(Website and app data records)
○ ○ ○ ○ ○
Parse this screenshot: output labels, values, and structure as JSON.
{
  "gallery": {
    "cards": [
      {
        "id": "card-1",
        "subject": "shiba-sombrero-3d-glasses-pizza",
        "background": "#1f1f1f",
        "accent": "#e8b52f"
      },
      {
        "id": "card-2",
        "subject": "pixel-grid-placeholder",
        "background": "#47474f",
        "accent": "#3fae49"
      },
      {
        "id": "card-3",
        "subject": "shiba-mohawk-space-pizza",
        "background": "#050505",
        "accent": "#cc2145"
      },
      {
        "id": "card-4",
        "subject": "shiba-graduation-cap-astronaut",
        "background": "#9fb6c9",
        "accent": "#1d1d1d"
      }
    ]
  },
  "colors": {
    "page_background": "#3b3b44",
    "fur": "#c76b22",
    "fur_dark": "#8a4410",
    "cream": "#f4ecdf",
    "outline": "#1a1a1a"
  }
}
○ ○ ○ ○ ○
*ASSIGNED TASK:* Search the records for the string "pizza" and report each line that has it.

*SOLUTION:*
        "subject": "shiba-sombrero-3d-glasses-pizza",
        "subject": "shiba-mohawk-space-pizza",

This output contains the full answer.